The entries that follow are to be duplicated in full, character for character.

——

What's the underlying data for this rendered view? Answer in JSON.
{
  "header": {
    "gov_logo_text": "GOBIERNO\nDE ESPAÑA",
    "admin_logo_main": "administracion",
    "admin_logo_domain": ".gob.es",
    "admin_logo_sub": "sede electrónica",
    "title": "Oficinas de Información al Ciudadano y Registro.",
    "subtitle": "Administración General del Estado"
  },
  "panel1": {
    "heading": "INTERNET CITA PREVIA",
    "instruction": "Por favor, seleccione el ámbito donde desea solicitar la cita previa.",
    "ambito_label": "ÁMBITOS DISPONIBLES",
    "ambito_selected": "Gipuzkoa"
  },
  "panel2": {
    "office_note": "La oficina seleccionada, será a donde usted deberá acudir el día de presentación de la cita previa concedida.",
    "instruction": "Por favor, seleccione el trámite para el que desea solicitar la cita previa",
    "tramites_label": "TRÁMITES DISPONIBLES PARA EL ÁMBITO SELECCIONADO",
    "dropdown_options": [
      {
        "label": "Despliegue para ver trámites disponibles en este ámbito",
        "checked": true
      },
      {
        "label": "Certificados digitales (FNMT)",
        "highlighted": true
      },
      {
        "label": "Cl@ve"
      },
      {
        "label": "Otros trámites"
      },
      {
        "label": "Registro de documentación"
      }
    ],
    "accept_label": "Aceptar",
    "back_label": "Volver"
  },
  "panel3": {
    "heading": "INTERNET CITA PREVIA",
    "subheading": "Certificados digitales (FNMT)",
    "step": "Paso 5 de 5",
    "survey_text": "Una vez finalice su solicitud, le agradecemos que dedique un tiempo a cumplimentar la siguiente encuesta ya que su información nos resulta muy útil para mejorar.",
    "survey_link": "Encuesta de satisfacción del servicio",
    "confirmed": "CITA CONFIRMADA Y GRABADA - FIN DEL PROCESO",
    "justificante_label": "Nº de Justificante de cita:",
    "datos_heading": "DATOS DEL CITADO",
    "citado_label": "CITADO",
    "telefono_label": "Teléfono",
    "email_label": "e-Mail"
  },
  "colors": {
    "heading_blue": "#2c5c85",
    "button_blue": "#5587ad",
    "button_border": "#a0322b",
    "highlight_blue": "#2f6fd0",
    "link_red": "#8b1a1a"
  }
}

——

→ Solution to the exercise
What's the underlying data for this rendered view? Answer in JSON.
{
  "header": {
    "gov_logo_text": "GOBIERNO\nDE ESPAÑA",
    "admin_logo_main": "administracion",
    "admin_logo_domain": ".gob.es",
    "admin_logo_sub": "sede electrónica",
    "title": "Oficinas de Información al Ciudadano y Registro.",
    "subtitle": "Administración General del Estado"
  },
  "panel1": {
    "heading": "INTERNET CITA PREVIA",
    "instruction": "Por favor, seleccione el ámbito donde desea solicitar la cita previa.",
    "ambito_label": "ÁMBITOS DISPONIBLES",
    "ambito_selected": "Gipuzkoa"
  },
  "panel2": {
    "office_note": "La oficina seleccionada, será a donde usted deberá acudir el día de presentación de la cita previa concedida.",
    "instruction": "Por favor, seleccione el trámite para el que desea solicitar la cita previa",
    "tramites_label": "TRÁMITES DISPONIBLES PARA EL ÁMBITO SELECCIONADO",
    "dropdown_options": [
      {
        "label": "Despliegue para ver trámites disponibles en este ámbito",
        "checked": true
      },
      {
        "label": "Certificados digitales (FNMT)",
        "highlighted": true
      },
      {
        "label": "Cl@ve"
      },
      {
        "label": "Otros trámites"
      },
      {
        "label": "Registro de documentación"
      }
    ],
    "accept_label": "Aceptar",
    "back_label": "Volver"
  },
  "panel3": {
    "heading": "INTERNET CITA PREVIA",
    "subheading": "Certificados digitales (FNMT)",
    "step": "Paso 5 de 5",
    "survey_text": "Una vez finalice su solicitud, le agradecemos que dedique un tiempo a cumplimentar la siguiente encuesta ya que su información nos resulta muy útil para mejorar.",
    "survey_link": "Encuesta de satisfacción del servicio",
    "confirmed": "CITA CONFIRMADA Y GRABADA - FIN DEL PROCESO",
    "justificante_label": "Nº de Justificante de cita:",
    "datos_heading": "DATOS DEL CITADO",
    "citado_label": "CITADO",
    "telefono_label": "Teléfono",
    "email_label": "e-Mail"
  },
  "colors": {
    "heading_blue": "#2c5c85",
    "button_blue": "#5587ad",
    "button_border": "#a0322b",
    "highlight_blue": "#2f6fd0",
    "link_red": "#8b1a1a"
  }
}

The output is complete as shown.